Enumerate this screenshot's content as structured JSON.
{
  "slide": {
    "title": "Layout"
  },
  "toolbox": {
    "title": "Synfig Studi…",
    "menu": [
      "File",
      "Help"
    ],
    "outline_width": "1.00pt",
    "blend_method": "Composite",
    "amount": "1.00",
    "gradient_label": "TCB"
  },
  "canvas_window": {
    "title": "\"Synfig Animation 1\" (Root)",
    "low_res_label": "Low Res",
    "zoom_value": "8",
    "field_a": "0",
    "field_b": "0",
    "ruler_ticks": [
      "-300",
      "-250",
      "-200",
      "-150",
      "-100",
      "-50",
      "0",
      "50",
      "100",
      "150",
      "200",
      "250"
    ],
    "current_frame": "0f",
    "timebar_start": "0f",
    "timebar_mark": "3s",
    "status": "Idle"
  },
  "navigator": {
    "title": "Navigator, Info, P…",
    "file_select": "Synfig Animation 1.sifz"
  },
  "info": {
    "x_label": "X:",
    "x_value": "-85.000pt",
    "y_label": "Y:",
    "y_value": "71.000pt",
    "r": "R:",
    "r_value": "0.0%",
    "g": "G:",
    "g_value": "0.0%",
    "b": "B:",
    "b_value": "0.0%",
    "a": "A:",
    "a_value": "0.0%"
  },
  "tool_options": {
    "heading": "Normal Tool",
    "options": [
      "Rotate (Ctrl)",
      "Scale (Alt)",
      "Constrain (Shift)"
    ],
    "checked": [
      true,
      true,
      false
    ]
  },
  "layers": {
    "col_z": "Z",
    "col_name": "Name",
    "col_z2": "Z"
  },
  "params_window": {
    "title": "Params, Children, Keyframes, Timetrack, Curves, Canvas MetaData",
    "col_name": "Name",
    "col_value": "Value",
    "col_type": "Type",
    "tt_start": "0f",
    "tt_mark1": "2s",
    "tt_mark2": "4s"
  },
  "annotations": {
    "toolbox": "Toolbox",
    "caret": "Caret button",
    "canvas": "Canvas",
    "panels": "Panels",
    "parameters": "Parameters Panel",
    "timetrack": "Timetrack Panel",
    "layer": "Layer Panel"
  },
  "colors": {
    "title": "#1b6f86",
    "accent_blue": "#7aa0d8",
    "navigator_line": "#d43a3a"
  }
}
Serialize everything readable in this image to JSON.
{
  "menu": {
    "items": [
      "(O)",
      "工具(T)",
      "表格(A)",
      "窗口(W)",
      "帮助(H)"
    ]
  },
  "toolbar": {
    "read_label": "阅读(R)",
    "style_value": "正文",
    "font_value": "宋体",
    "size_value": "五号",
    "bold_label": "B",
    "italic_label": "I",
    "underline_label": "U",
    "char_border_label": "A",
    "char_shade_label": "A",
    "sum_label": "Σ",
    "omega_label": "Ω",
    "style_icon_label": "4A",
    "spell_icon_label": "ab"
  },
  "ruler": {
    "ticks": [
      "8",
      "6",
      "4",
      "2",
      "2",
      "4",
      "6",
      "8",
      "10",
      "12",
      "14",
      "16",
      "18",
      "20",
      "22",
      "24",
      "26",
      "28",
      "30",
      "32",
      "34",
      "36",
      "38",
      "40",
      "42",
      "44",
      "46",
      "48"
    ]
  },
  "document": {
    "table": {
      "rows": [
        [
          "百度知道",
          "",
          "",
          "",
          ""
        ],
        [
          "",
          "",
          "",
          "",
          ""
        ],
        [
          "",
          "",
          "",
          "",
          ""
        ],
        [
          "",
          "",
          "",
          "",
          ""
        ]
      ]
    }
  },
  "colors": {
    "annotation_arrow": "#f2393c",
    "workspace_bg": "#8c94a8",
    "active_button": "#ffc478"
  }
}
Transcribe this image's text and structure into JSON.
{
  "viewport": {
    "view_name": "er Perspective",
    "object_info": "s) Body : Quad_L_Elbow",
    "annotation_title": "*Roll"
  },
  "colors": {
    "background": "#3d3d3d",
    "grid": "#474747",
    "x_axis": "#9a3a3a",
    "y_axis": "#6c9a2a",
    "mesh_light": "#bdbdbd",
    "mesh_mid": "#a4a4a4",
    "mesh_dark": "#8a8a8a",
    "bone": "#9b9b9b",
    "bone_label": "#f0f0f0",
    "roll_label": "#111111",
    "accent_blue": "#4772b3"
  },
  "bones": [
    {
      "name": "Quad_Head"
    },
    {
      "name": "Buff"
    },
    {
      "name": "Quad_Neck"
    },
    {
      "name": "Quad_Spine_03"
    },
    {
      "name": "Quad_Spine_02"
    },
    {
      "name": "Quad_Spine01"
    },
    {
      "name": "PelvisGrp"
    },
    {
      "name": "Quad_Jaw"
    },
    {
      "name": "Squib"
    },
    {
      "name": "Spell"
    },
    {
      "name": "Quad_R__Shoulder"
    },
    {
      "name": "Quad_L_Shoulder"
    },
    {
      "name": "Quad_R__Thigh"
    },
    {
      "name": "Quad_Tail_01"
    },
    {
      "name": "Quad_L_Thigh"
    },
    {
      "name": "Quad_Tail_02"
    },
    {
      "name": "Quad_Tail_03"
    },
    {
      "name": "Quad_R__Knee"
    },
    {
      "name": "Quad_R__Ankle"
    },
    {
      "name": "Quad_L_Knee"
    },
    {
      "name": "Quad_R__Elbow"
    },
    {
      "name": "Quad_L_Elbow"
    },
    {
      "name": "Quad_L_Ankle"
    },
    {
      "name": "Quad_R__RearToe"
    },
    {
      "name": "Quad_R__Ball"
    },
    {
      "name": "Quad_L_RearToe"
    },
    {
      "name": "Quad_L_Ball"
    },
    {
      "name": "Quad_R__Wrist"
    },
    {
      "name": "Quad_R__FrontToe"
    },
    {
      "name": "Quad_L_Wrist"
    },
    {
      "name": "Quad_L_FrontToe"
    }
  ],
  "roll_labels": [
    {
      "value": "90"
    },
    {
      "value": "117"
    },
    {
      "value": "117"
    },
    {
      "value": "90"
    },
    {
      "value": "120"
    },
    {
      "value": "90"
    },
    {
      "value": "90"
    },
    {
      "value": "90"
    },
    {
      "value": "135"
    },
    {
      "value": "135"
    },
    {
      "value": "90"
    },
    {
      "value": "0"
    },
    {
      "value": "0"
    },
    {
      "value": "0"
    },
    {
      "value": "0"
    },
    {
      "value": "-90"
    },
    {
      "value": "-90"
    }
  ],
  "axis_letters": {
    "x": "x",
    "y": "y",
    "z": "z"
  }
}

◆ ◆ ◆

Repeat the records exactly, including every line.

Enumerate this screenshot's content as structured JSON.
{
  "slide": {
    "title": "Layout"
  },
  "toolbox": {
    "title": "Synfig Studi…",
    "menu": [
      "File",
      "Help"
    ],
    "outline_width": "1.00pt",
    "blend_method": "Composite",
    "amount": "1.00",
    "gradient_label": "TCB"
  },
  "canvas_window": {
    "title": "\"Synfig Animation 1\" (Root)",
    "low_res_label": "Low Res",
    "zoom_value": "8",
    "field_a": "0",
    "field_b": "0",
    "ruler_ticks": [
      "-300",
      "-250",
      "-200",
      "-150",
      "-100",
      "-50",
      "0",
      "50",
      "100",
      "150",
      "200",
      "250"
    ],
    "current_frame": "0f",
    "timebar_start": "0f",
    "timebar_mark": "3s",
    "status": "Idle"
  },
  "navigator": {
    "title": "Navigator, Info, P…",
    "file_select": "Synfig Animation 1.sifz"
  },
  "info": {
    "x_label": "X:",
    "x_value": "-85.000pt",
    "y_label": "Y:",
    "y_value": "71.000pt",
    "r": "R:",
    "r_value": "0.0%",
    "g": "G:",
    "g_value": "0.0%",
    "b": "B:",
    "b_value": "0.0%",
    "a": "A:",
    "a_value": "0.0%"
  },
  "tool_options": {
    "heading": "Normal Tool",
    "options": [
      "Rotate (Ctrl)",
      "Scale (Alt)",
      "Constrain (Shift)"
    ],
    "checked": [
      true,
      true,
      false
    ]
  },
  "layers": {
    "col_z": "Z",
    "col_name": "Name",
    "col_z2": "Z"
  },
  "params_window": {
    "title": "Params, Children, Keyframes, Timetrack, Curves, Canvas MetaData",
    "col_name": "Name",
    "col_value": "Value",
    "col_type": "Type",
    "tt_start": "0f",
    "tt_mark1": "2s",
    "tt_mark2": "4s"
  },
  "annotations": {
    "toolbox": "Toolbox",
    "caret": "Caret button",
    "canvas": "Canvas",
    "panels": "Panels",
    "parameters": "Parameters Panel",
    "timetrack": "Timetrack Panel",
    "layer": "Layer Panel"
  },
  "colors": {
    "title": "#1b6f86",
    "accent_blue": "#7aa0d8",
    "navigator_line": "#d43a3a"
  }
}
Serialize everything readable in this image to JSON.
{
  "menu": {
    "items": [
      "(O)",
      "工具(T)",
      "表格(A)",
      "窗口(W)",
      "帮助(H)"
    ]
  },
  "toolbar": {
    "read_label": "阅读(R)",
    "style_value": "正文",
    "font_value": "宋体",
    "size_value": "五号",
    "bold_label": "B",
    "italic_label": "I",
    "underline_label": "U",
    "char_border_label": "A",
    "char_shade_label": "A",
    "sum_label": "Σ",
    "omega_label": "Ω",
    "style_icon_label": "4A",
    "spell_icon_label": "ab"
  },
  "ruler": {
    "ticks": [
      "8",
      "6",
      "4",
      "2",
      "2",
      "4",
      "6",
      "8",
      "10",
      "12",
      "14",
      "16",
      "18",
      "20",
      "22",
      "24",
      "26",
      "28",
      "30",
      "32",
      "34",
      "36",
      "38",
      "40",
      "42",
      "44",
      "46",
      "48"
    ]
  },
  "document": {
    "table": {
      "rows": [
        [
          "百度知道",
          "",
          "",
          "",
          ""
        ],
        [
          "",
          "",
          "",
          "",
          ""
        ],
        [
          "",
          "",
          "",
          "",
          ""
        ],
        [
          "",
          "",
          "",
          "",
          ""
        ]
      ]
    }
  },
  "colors": {
    "annotation_arrow": "#f2393c",
    "workspace_bg": "#8c94a8",
    "active_button": "#ffc478"
  }
}
Transcribe this image's text and structure into JSON.
{
  "viewport": {
    "view_name": "er Perspective",
    "object_info": "s) Body : Quad_L_Elbow",
    "annotation_title": "*Roll"
  },
  "colors": {
    "background": "#3d3d3d",
    "grid": "#474747",
    "x_axis": "#9a3a3a",
    "y_axis": "#6c9a2a",
    "mesh_light": "#bdbdbd",
    "mesh_mid": "#a4a4a4",
    "mesh_dark": "#8a8a8a",
    "bone": "#9b9b9b",
    "bone_label": "#f0f0f0",
    "roll_label": "#111111",
    "accent_blue": "#4772b3"
  },
  "bones": [
    {
      "name": "Quad_Head"
    },
    {
      "name": "Buff"
    },
    {
      "name": "Quad_Neck"
    },
    {
      "name": "Quad_Spine_03"
    },
    {
      "name": "Quad_Spine_02"
    },
    {
      "name": "Quad_Spine01"
    },
    {
      "name": "PelvisGrp"
    },
    {
      "name": "Quad_Jaw"
    },
    {
      "name": "Squib"
    },
    {
      "name": "Spell"
    },
    {
      "name": "Quad_R__Shoulder"
    },
    {
      "name": "Quad_L_Shoulder"
    },
    {
      "name": "Quad_R__Thigh"
    },
    {
      "name": "Quad_Tail_01"
    },
    {
      "name": "Quad_L_Thigh"
    },
    {
      "name": "Quad_Tail_02"
    },
    {
      "name": "Quad_Tail_03"
    },
    {
      "name": "Quad_R__Knee"
    },
    {
      "name": "Quad_R__Ankle"
    },
    {
      "name": "Quad_L_Knee"
    },
    {
      "name": "Quad_R__Elbow"
    },
    {
      "name": "Quad_L_Elbow"
    },
    {
      "name": "Quad_L_Ankle"
    },
    {
      "name": "Quad_R__RearToe"
    },
    {
      "name": "Quad_R__Ball"
    },
    {
      "name": "Quad_L_RearToe"
    },
    {
      "name": "Quad_L_Ball"
    },
    {
      "name": "Quad_R__Wrist"
    },
    {
      "name": "Quad_R__FrontToe"
    },
    {
      "name": "Quad_L_Wrist"
    },
    {
      "name": "Quad_L_FrontToe"
    }
  ],
  "roll_labels": [
    {
      "value": "90"
    },
    {
      "value": "117"
    },
    {
      "value": "117"
    },
    {
      "value": "90"
    },
    {
      "value": "120"
    },
    {
      "value": "90"
    },
    {
      "value": "90"
    },
    {
      "value": "90"
    },
    {
      "value": "135"
    },
    {
      "value": "135"
    },
    {
      "value": "90"
    },
    {
      "value": "0"
    },
    {
      "value": "0"
    },
    {
      "value": "0"
    },
    {
      "value": "0"
    },
    {
      "value": "-90"
    },
    {
      "value": "-90"
    }
  ],
  "axis_letters": {
    "x": "x",
    "y": "y",
    "z": "z"
  }
}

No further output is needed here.